Platinum is a nonessential element that can be found at elevated concentrations in urine with excessive exposure. Industrial workers exposed to Platinum showed higher concentrations in the blood and urine (> 2 μg Platinum/24 hours) in comparison to non-exposed workers. Platinum is poorly absorbed in the gut but may be absorbed via inhalation. Since it is a relatively rare element, most Platinum exposures are of occupational origin. In recent years, there may have been a slight increase in environmental Platinum due to the use of Platinum as a catalyst in automobile exhaust converters. Platinum is a byproduct of copper refining and used as an alloy in dental and orthopedic materials. Symptoms of excess exposure to Platinum include: dermatitis, irritation of mucus membranes, shortness of breath and wheezing (for inhaled Platinum dusts or salts), development of chronic allergic reactions (”platinosis”), nephritis, and immune system suppression (from Platinum diamine salts). Platinum containing drugs, such as cisplatin and carboplatin, are used as chemotherapeutic agents. Such drugs are extremely toxic and cause nephrotoxicity with associated magnesium wasting and hypomagnesaemia (low magnesium), myelosuppression, inner ear toxicity, and neurotoxicity. Urinary Platinum can be significantly elevated for patients that have received the Platinum containing chemotherapeutic agents.

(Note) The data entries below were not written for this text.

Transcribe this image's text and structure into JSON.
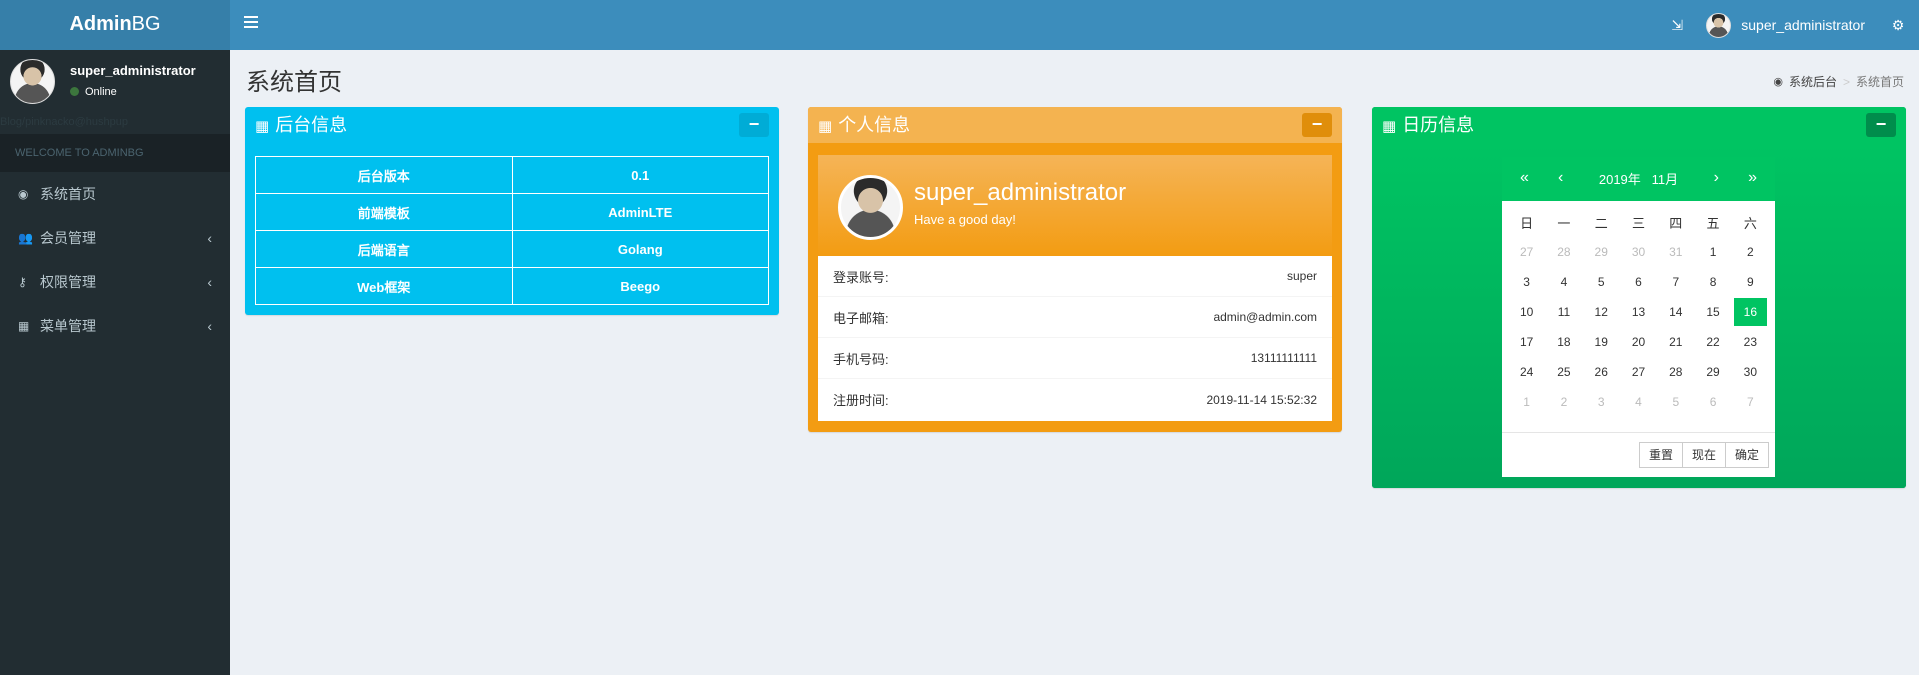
{
  "app": {
    "logo_bold": "Admin",
    "logo_rest": "BG"
  },
  "navbar": {
    "user_name": "super_administrator"
  },
  "sidebar": {
    "user_name": "super_administrator",
    "status": "Online",
    "ghost_text": "Blog/pinknacko@hushpup",
    "header": "WELCOME TO ADMINBG",
    "items": [
      {
        "label": "系统首页",
        "icon": "dashboard-icon",
        "has_children": false
      },
      {
        "label": "会员管理",
        "icon": "users-icon",
        "has_children": true
      },
      {
        "label": "权限管理",
        "icon": "key-icon",
        "has_children": true
      },
      {
        "label": "菜单管理",
        "icon": "grid-icon",
        "has_children": true
      }
    ]
  },
  "page": {
    "title": "系统首页",
    "breadcrumb": [
      "系统后台",
      "系统首页"
    ]
  },
  "backend_box": {
    "title": "后台信息",
    "rows": [
      [
        "后台版本",
        "0.1"
      ],
      [
        "前端模板",
        "AdminLTE"
      ],
      [
        "后端语言",
        "Golang"
      ],
      [
        "Web框架",
        "Beego"
      ]
    ]
  },
  "profile_box": {
    "title": "个人信息",
    "name": "super_administrator",
    "tagline": "Have a good day!",
    "rows": [
      {
        "label": "登录账号:",
        "value": "super"
      },
      {
        "label": "电子邮箱:",
        "value": "admin@admin.com"
      },
      {
        "label": "手机号码:",
        "value": "13111111111"
      },
      {
        "label": "注册时间:",
        "value": "2019-11-14 15:52:32"
      }
    ]
  },
  "calendar_box": {
    "title": "日历信息",
    "year_label": "2019年",
    "month_label": "11月",
    "weekdays": [
      "日",
      "一",
      "二",
      "三",
      "四",
      "五",
      "六"
    ],
    "weeks": [
      [
        "27",
        "28",
        "29",
        "30",
        "31",
        "1",
        "2"
      ],
      [
        "3",
        "4",
        "5",
        "6",
        "7",
        "8",
        "9"
      ],
      [
        "10",
        "11",
        "12",
        "13",
        "14",
        "15",
        "16"
      ],
      [
        "17",
        "18",
        "19",
        "20",
        "21",
        "22",
        "23"
      ],
      [
        "24",
        "25",
        "26",
        "27",
        "28",
        "29",
        "30"
      ],
      [
        "1",
        "2",
        "3",
        "4",
        "5",
        "6",
        "7"
      ]
    ],
    "selected_day": "16",
    "buttons": [
      "重置",
      "现在",
      "确定"
    ]
  },
  "colors": {
    "navbar": "#3c8dbc",
    "sidebar": "#222d32",
    "aqua": "#00c0ef",
    "yellow": "#f39c12",
    "green": "#00a65a"
  }
}
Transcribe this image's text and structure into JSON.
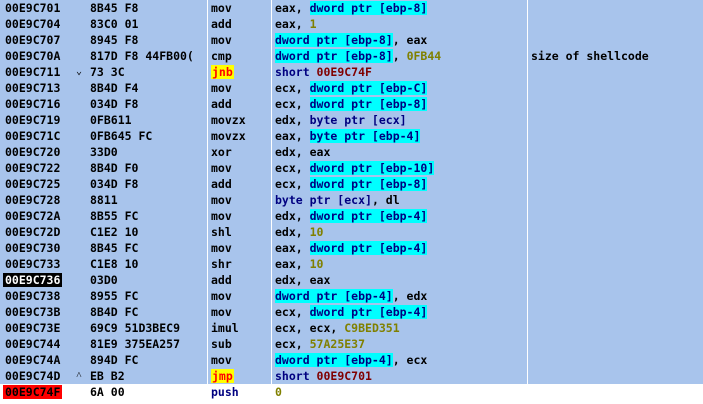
{
  "rows": [
    {
      "addr": "00E9C701",
      "arrow": "",
      "hex": "8B45 F8",
      "mnem": "mov",
      "mnem_style": "plain",
      "ops": [
        {
          "t": "eax, ",
          "k": "reg"
        },
        {
          "t": "dword ptr [ebp-8]",
          "k": "mem"
        }
      ],
      "comment": ""
    },
    {
      "addr": "00E9C704",
      "arrow": "",
      "hex": "83C0 01",
      "mnem": "add",
      "mnem_style": "plain",
      "ops": [
        {
          "t": "eax, ",
          "k": "reg"
        },
        {
          "t": "1",
          "k": "num"
        }
      ],
      "comment": ""
    },
    {
      "addr": "00E9C707",
      "arrow": "",
      "hex": "8945 F8",
      "mnem": "mov",
      "mnem_style": "plain",
      "ops": [
        {
          "t": "dword ptr [ebp-8]",
          "k": "mem"
        },
        {
          "t": ", eax",
          "k": "reg"
        }
      ],
      "comment": ""
    },
    {
      "addr": "00E9C70A",
      "arrow": "",
      "hex": "817D F8 44FB00(",
      "mnem": "cmp",
      "mnem_style": "plain",
      "ops": [
        {
          "t": "dword ptr [ebp-8]",
          "k": "mem"
        },
        {
          "t": ", ",
          "k": "reg"
        },
        {
          "t": "0FB44",
          "k": "num"
        }
      ],
      "comment": "size of shellcode"
    },
    {
      "addr": "00E9C711",
      "arrow": "v",
      "hex": "73 3C",
      "mnem": "jnb",
      "mnem_style": "jmp",
      "ops": [
        {
          "t": "short ",
          "k": "kw"
        },
        {
          "t": "00E9C74F",
          "k": "tgt"
        }
      ],
      "comment": ""
    },
    {
      "addr": "00E9C713",
      "arrow": "",
      "hex": "8B4D F4",
      "mnem": "mov",
      "mnem_style": "plain",
      "ops": [
        {
          "t": "ecx, ",
          "k": "reg"
        },
        {
          "t": "dword ptr [ebp-C]",
          "k": "mem"
        }
      ],
      "comment": ""
    },
    {
      "addr": "00E9C716",
      "arrow": "",
      "hex": "034D F8",
      "mnem": "add",
      "mnem_style": "plain",
      "ops": [
        {
          "t": "ecx, ",
          "k": "reg"
        },
        {
          "t": "dword ptr [ebp-8]",
          "k": "mem"
        }
      ],
      "comment": ""
    },
    {
      "addr": "00E9C719",
      "arrow": "",
      "hex": "0FB611",
      "mnem": "movzx",
      "mnem_style": "plain",
      "ops": [
        {
          "t": "edx, ",
          "k": "reg"
        },
        {
          "t": "byte ptr [ecx]",
          "k": "kw"
        }
      ],
      "comment": ""
    },
    {
      "addr": "00E9C71C",
      "arrow": "",
      "hex": "0FB645 FC",
      "mnem": "movzx",
      "mnem_style": "plain",
      "ops": [
        {
          "t": "eax, ",
          "k": "reg"
        },
        {
          "t": "byte ptr [ebp-4]",
          "k": "mem"
        }
      ],
      "comment": ""
    },
    {
      "addr": "00E9C720",
      "arrow": "",
      "hex": "33D0",
      "mnem": "xor",
      "mnem_style": "plain",
      "ops": [
        {
          "t": "edx, eax",
          "k": "reg"
        }
      ],
      "comment": ""
    },
    {
      "addr": "00E9C722",
      "arrow": "",
      "hex": "8B4D F0",
      "mnem": "mov",
      "mnem_style": "plain",
      "ops": [
        {
          "t": "ecx, ",
          "k": "reg"
        },
        {
          "t": "dword ptr [ebp-10]",
          "k": "mem"
        }
      ],
      "comment": ""
    },
    {
      "addr": "00E9C725",
      "arrow": "",
      "hex": "034D F8",
      "mnem": "add",
      "mnem_style": "plain",
      "ops": [
        {
          "t": "ecx, ",
          "k": "reg"
        },
        {
          "t": "dword ptr [ebp-8]",
          "k": "mem"
        }
      ],
      "comment": ""
    },
    {
      "addr": "00E9C728",
      "arrow": "",
      "hex": "8811",
      "mnem": "mov",
      "mnem_style": "plain",
      "ops": [
        {
          "t": "byte ptr [ecx]",
          "k": "kw"
        },
        {
          "t": ", dl",
          "k": "reg"
        }
      ],
      "comment": ""
    },
    {
      "addr": "00E9C72A",
      "arrow": "",
      "hex": "8B55 FC",
      "mnem": "mov",
      "mnem_style": "plain",
      "ops": [
        {
          "t": "edx, ",
          "k": "reg"
        },
        {
          "t": "dword ptr [ebp-4]",
          "k": "mem"
        }
      ],
      "comment": ""
    },
    {
      "addr": "00E9C72D",
      "arrow": "",
      "hex": "C1E2 10",
      "mnem": "shl",
      "mnem_style": "plain",
      "ops": [
        {
          "t": "edx, ",
          "k": "reg"
        },
        {
          "t": "10",
          "k": "num"
        }
      ],
      "comment": ""
    },
    {
      "addr": "00E9C730",
      "arrow": "",
      "hex": "8B45 FC",
      "mnem": "mov",
      "mnem_style": "plain",
      "ops": [
        {
          "t": "eax, ",
          "k": "reg"
        },
        {
          "t": "dword ptr [ebp-4]",
          "k": "mem"
        }
      ],
      "comment": ""
    },
    {
      "addr": "00E9C733",
      "arrow": "",
      "hex": "C1E8 10",
      "mnem": "shr",
      "mnem_style": "plain",
      "ops": [
        {
          "t": "eax, ",
          "k": "reg"
        },
        {
          "t": "10",
          "k": "num"
        }
      ],
      "comment": ""
    },
    {
      "addr": "00E9C736",
      "addr_style": "cur",
      "arrow": "",
      "hex": "03D0",
      "mnem": "add",
      "mnem_style": "plain",
      "ops": [
        {
          "t": "edx, eax",
          "k": "reg"
        }
      ],
      "comment": ""
    },
    {
      "addr": "00E9C738",
      "arrow": "",
      "hex": "8955 FC",
      "mnem": "mov",
      "mnem_style": "plain",
      "ops": [
        {
          "t": "dword ptr [ebp-4]",
          "k": "mem"
        },
        {
          "t": ", edx",
          "k": "reg"
        }
      ],
      "comment": ""
    },
    {
      "addr": "00E9C73B",
      "arrow": "",
      "hex": "8B4D FC",
      "mnem": "mov",
      "mnem_style": "plain",
      "ops": [
        {
          "t": "ecx, ",
          "k": "reg"
        },
        {
          "t": "dword ptr [ebp-4]",
          "k": "mem"
        }
      ],
      "comment": ""
    },
    {
      "addr": "00E9C73E",
      "arrow": "",
      "hex": "69C9 51D3BEC9",
      "mnem": "imul",
      "mnem_style": "plain",
      "ops": [
        {
          "t": "ecx, ecx, ",
          "k": "reg"
        },
        {
          "t": "C9BED351",
          "k": "num"
        }
      ],
      "comment": ""
    },
    {
      "addr": "00E9C744",
      "arrow": "",
      "hex": "81E9 375EA257",
      "mnem": "sub",
      "mnem_style": "plain",
      "ops": [
        {
          "t": "ecx, ",
          "k": "reg"
        },
        {
          "t": "57A25E37",
          "k": "num"
        }
      ],
      "comment": ""
    },
    {
      "addr": "00E9C74A",
      "arrow": "",
      "hex": "894D FC",
      "mnem": "mov",
      "mnem_style": "plain",
      "ops": [
        {
          "t": "dword ptr [ebp-4]",
          "k": "mem"
        },
        {
          "t": ", ecx",
          "k": "reg"
        }
      ],
      "comment": ""
    },
    {
      "addr": "00E9C74D",
      "arrow": "^",
      "hex": "EB B2",
      "mnem": "jmp",
      "mnem_style": "jmp",
      "ops": [
        {
          "t": "short ",
          "k": "kw"
        },
        {
          "t": "00E9C701",
          "k": "tgt"
        }
      ],
      "comment": ""
    },
    {
      "addr": "00E9C74F",
      "addr_style": "bp",
      "arrow": "",
      "hex": "6A 00",
      "mnem": "push",
      "mnem_style": "kwblue",
      "ops": [
        {
          "t": "0",
          "k": "num"
        }
      ],
      "comment": "",
      "last": true
    }
  ]
}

Platinum can be tested in the hair, urine, feces or blood. If you suspect that you have an elevated Platinum level, Hair is a good indicator of long term, chronic, exposure to platinum, and can be easily done at home with a Hair Analysis kit, which also measures other toxic metals, and hair nutritional elements.
Here at Chelation Medical Center we can do an IV chelation provoked challenge to determine total body load of Platinum as well as other heavy metals followed by a urine metals test collection. Just give us a call or send an email.